Last week I was driving with NPR on the radio, and the topic was the role of anti-feminism in the contest between Hillary Clinton and Barack Obama. Being a feminist from my earliest days, I pondered my non-support of Senator Clinton. Some callers were claiming betrayal and the triumph of misogyny. I felt torn as I listened to them.
Misogyny is not past, and certainly not absent in this election. Hilary Clinton, as a powerful woman, has been fending off gender slurs since before her husband even ran for president. Now the slime machine is in overdrive. Journalists who should be asking informed questions waste time driveling on about â€˜likeabilityâ€™. I saw Sen. Clinton speak in Rhode Island, and she is not lacking charisma. Some of the offensive nonsense coming at her in this campaign makes me want to vote for her just to spite her detractors. And the old revolutionary saying — â€˜no taxation without representationâ€™ still holds by me.
But both Clinton and Obama are strong candidates. I have to pick the one I think is best. (This time Iâ€™d rather be a Democrat, with two real choices, than a Republican trying to decide which one I dislike the least.)
Recognizing race and gender has a paradoxical aspect. Itâ€™s not realistic to try to be race and gender neutral. Thatâ€™s a state of denial. But ultimately we look toward a time when individuals will be judged by â€˜the content of their characterâ€™, as Dr. King said.
One turning point for me was when Sen. Obama said that he would talk with nations we are in conflict with and Sen. Clinton tried to make him look soft and naive. Well, to me he was just making sense. When he said he would not use nuclear weapons in Pakistan and Afghanistan I though he sounded like a leader, not just a politician. When I heard Sen. Clinton on the radio go around in circles for over a minute before declaring that, yes, waterboarding is torture — well, this is about more than â€˜charismaâ€™. Sen. Clinton cannot continue the pattern of trying to play all sides as her husband did. Not if she wants my vote. Because I am not all that nostalgic for the good old days of Bill Clinton and his compromises. He handed over power to the worst elements of the Republican party. He tossed loyal supporters overboard at the first sign of opposition (more on that soon).
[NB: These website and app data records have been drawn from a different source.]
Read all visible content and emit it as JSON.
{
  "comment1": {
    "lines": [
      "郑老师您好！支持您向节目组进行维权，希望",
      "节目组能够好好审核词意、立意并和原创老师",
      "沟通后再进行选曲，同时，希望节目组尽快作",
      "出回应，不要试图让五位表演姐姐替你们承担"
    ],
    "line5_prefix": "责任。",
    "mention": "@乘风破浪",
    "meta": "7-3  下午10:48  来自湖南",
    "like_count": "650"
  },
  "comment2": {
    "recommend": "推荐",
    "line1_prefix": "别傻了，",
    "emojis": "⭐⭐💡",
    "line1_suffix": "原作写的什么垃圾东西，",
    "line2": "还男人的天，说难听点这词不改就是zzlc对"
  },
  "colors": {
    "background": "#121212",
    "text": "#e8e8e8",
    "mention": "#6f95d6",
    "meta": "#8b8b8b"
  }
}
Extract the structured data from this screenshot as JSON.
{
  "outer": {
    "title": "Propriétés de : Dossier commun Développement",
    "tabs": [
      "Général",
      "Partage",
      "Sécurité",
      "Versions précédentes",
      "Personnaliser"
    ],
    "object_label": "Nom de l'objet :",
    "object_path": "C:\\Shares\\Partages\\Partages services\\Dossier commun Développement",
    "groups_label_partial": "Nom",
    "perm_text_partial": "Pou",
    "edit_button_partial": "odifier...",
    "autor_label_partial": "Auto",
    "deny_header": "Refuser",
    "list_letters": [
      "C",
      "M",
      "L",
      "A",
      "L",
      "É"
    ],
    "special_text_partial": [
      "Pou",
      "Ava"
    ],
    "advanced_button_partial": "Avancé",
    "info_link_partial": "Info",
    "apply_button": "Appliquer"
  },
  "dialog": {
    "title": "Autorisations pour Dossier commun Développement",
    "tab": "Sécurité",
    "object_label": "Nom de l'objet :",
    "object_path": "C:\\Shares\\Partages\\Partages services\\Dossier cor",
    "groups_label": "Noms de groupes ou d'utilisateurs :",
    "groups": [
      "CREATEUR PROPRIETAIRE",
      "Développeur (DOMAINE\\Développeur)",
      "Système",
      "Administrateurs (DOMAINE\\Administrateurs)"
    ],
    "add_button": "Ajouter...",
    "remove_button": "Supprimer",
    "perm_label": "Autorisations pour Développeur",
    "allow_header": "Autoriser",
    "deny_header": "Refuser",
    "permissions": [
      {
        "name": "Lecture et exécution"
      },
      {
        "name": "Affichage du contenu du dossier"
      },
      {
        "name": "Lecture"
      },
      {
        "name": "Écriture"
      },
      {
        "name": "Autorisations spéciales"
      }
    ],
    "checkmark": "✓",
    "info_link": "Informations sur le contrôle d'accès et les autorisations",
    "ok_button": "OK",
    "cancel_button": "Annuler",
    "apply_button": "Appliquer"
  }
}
And as a feminist I canâ€™t fail to see that Sen. Clinton came into political power in the shadow of her husband, as he owes a great deal of his political success to her. Sheâ€™s probably a better person than he is, sheâ€™s smarter and more ethical, but the political organization was built by both of them. Allâ€™s fair in politics, of course, but I canâ€™t look at Hillary Clinton without thinking that the former President is part of the deal. I donâ€™t see us getting out of this mess with the same politicking that got us in.
We do need a change. Iâ€™ve often though that if George Bush had been born George Brush heâ€™d be selling used cars somewhere. If Hillary Clinton had gone back to being Hilary Rodham would she have the political machine behind her that is raising the bucks and the delegates? Youâ€™d have to visit an alternate universe to find out, but in this one Barack Obama is inspiring the popular vote. If the people want him and politics shuts him out we will all pay.